- **WHAT THE TASK ASKS**:
Your answer should be every line of the records that contains the word "animated".

- **DATASET RECORDS**:
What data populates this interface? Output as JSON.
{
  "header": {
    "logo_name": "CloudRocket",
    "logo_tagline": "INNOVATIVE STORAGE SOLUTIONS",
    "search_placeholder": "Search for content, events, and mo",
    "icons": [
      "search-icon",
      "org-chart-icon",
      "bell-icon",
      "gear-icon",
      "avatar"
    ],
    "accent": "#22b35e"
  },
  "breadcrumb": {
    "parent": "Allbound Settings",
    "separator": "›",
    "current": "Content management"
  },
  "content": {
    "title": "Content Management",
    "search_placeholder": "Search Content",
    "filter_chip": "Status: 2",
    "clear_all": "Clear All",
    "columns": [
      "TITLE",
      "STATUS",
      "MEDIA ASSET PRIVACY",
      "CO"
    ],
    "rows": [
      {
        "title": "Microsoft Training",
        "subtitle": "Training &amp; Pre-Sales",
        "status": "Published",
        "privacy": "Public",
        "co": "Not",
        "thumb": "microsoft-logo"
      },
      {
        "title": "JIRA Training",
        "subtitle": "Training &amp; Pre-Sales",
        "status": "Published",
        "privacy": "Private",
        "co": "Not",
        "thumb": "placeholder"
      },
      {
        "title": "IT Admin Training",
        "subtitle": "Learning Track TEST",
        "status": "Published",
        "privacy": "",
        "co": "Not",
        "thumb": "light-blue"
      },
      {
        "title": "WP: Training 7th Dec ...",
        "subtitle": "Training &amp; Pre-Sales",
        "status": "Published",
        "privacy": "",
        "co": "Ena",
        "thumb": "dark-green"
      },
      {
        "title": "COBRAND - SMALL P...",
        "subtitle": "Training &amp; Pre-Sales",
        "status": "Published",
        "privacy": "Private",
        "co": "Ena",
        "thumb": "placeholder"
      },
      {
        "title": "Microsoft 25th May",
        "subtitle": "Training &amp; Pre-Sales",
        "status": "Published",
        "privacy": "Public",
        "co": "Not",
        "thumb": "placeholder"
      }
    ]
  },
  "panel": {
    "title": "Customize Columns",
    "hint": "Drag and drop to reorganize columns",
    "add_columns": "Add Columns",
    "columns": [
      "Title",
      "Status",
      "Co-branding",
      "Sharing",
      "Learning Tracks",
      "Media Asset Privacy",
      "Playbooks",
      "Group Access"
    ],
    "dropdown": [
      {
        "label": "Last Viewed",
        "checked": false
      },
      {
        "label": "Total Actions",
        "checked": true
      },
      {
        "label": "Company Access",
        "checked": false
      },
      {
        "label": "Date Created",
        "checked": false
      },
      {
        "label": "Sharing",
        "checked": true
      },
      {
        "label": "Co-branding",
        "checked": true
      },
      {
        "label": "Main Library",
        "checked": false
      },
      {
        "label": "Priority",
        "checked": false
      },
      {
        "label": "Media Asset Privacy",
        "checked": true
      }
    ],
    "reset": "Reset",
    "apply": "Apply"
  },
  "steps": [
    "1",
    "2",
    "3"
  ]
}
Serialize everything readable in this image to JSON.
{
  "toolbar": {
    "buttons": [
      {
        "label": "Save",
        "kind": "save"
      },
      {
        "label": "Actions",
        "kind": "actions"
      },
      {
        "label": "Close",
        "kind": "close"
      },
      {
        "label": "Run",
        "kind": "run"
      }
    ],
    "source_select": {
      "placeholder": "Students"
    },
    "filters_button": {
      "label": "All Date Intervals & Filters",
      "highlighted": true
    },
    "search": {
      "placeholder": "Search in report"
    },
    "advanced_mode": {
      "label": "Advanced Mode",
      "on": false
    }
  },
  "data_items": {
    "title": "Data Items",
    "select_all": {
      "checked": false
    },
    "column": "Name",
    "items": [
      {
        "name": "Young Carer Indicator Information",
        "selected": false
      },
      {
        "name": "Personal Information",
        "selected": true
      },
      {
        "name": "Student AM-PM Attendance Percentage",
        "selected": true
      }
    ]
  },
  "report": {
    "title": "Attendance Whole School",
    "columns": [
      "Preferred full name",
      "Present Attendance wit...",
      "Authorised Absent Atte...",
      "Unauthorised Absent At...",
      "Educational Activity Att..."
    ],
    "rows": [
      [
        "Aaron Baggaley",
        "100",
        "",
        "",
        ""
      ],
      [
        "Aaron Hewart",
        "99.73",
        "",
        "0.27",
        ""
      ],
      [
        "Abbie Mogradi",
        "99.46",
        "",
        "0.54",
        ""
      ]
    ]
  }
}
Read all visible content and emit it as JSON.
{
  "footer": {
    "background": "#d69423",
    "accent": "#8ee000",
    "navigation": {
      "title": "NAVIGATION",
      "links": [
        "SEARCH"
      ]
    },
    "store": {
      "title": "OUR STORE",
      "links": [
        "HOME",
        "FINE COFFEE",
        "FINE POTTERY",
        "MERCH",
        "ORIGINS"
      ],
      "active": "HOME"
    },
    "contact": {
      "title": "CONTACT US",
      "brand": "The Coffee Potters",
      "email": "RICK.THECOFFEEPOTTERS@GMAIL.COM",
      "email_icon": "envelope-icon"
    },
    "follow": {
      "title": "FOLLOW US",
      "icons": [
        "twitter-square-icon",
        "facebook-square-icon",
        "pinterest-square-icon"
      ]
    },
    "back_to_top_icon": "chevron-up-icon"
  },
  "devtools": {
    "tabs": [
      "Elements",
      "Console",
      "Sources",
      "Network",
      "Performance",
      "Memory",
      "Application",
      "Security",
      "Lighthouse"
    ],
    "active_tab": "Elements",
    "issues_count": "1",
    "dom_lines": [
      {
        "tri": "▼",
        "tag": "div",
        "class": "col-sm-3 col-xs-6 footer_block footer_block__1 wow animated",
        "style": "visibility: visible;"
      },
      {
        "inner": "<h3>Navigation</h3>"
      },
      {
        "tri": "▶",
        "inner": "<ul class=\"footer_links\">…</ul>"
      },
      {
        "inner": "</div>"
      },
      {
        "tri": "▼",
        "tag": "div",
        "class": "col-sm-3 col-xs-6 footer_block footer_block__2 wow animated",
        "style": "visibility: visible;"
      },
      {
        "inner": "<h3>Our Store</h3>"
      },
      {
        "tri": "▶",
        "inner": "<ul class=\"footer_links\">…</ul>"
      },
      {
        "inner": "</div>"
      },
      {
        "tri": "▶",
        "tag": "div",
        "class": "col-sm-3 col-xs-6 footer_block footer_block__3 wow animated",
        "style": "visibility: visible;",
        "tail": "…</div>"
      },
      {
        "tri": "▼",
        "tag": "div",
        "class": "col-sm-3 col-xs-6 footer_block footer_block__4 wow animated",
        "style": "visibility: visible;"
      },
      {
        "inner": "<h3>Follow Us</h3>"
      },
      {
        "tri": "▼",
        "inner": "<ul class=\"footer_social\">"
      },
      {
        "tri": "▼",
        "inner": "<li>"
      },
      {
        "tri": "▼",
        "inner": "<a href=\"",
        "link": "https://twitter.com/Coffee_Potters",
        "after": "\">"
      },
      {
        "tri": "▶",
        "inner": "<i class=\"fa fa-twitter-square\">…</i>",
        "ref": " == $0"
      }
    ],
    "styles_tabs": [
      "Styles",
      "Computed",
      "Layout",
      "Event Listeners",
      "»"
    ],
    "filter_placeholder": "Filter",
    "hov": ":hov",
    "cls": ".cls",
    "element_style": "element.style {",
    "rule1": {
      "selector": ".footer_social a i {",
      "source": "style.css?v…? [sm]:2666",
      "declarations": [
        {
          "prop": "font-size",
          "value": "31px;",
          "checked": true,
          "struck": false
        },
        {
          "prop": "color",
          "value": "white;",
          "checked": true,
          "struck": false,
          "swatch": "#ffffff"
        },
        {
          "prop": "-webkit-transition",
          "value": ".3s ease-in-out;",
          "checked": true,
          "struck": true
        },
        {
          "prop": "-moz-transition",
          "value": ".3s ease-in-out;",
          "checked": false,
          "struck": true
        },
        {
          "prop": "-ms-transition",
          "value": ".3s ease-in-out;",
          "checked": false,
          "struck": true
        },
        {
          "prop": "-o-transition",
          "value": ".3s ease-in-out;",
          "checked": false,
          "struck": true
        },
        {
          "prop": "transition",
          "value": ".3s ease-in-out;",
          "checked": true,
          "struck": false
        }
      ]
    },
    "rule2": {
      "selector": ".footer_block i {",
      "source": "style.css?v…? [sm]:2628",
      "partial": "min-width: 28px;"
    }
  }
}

- **EXPECTED ANSWER**:
        "class": "col-sm-3 col-xs-6 footer_block footer_block__1 wow animated",
        "class": "col-sm-3 col-xs-6 footer_block footer_block__2 wow animated",
        "class": "col-sm-3 col-xs-6 footer_block footer_block__3 wow animated",
        "class": "col-sm-3 col-xs-6 footer_block footer_block__4 wow animated",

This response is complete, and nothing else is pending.